■ **Brief**
Give back the full data character for character.

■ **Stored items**
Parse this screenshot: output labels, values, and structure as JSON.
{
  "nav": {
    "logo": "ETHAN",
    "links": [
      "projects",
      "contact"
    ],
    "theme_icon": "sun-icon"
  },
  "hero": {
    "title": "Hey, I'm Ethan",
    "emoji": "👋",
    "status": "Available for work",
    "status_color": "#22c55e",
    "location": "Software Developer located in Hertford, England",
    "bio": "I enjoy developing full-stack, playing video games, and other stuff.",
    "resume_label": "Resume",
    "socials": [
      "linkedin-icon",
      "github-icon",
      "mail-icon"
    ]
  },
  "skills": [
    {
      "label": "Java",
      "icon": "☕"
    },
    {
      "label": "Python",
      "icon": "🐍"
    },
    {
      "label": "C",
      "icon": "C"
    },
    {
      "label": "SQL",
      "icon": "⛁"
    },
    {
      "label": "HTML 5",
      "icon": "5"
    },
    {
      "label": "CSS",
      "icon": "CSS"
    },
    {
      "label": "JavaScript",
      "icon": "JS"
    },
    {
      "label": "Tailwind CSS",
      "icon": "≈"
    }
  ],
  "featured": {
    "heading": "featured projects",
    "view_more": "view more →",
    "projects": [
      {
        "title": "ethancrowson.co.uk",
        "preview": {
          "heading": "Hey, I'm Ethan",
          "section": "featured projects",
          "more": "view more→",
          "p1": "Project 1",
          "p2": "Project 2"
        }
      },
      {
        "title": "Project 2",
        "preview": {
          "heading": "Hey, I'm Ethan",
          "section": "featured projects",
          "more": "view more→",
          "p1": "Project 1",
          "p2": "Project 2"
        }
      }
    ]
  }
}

■ **Response below**
Parse this screenshot: output labels, values, and structure as JSON.
{
  "nav": {
    "logo": "ETHAN",
    "links": [
      "projects",
      "contact"
    ],
    "theme_icon": "sun-icon"
  },
  "hero": {
    "title": "Hey, I'm Ethan",
    "emoji": "👋",
    "status": "Available for work",
    "status_color": "#22c55e",
    "location": "Software Developer located in Hertford, England",
    "bio": "I enjoy developing full-stack, playing video games, and other stuff.",
    "resume_label": "Resume",
    "socials": [
      "linkedin-icon",
      "github-icon",
      "mail-icon"
    ]
  },
  "skills": [
    {
      "label": "Java",
      "icon": "☕"
    },
    {
      "label": "Python",
      "icon": "🐍"
    },
    {
      "label": "C",
      "icon": "C"
    },
    {
      "label": "SQL",
      "icon": "⛁"
    },
    {
      "label": "HTML 5",
      "icon": "5"
    },
    {
      "label": "CSS",
      "icon": "CSS"
    },
    {
      "label": "JavaScript",
      "icon": "JS"
    },
    {
      "label": "Tailwind CSS",
      "icon": "≈"
    }
  ],
  "featured": {
    "heading": "featured projects",
    "view_more": "view more →",
    "projects": [
      {
        "title": "ethancrowson.co.uk",
        "preview": {
          "heading": "Hey, I'm Ethan",
          "section": "featured projects",
          "more": "view more→",
          "p1": "Project 1",
          "p2": "Project 2"
        }
      },
      {
        "title": "Project 2",
        "preview": {
          "heading": "Hey, I'm Ethan",
          "section": "featured projects",
          "more": "view more→",
          "p1": "Project 1",
          "p2": "Project 2"
        }
      }
    ]
  }
}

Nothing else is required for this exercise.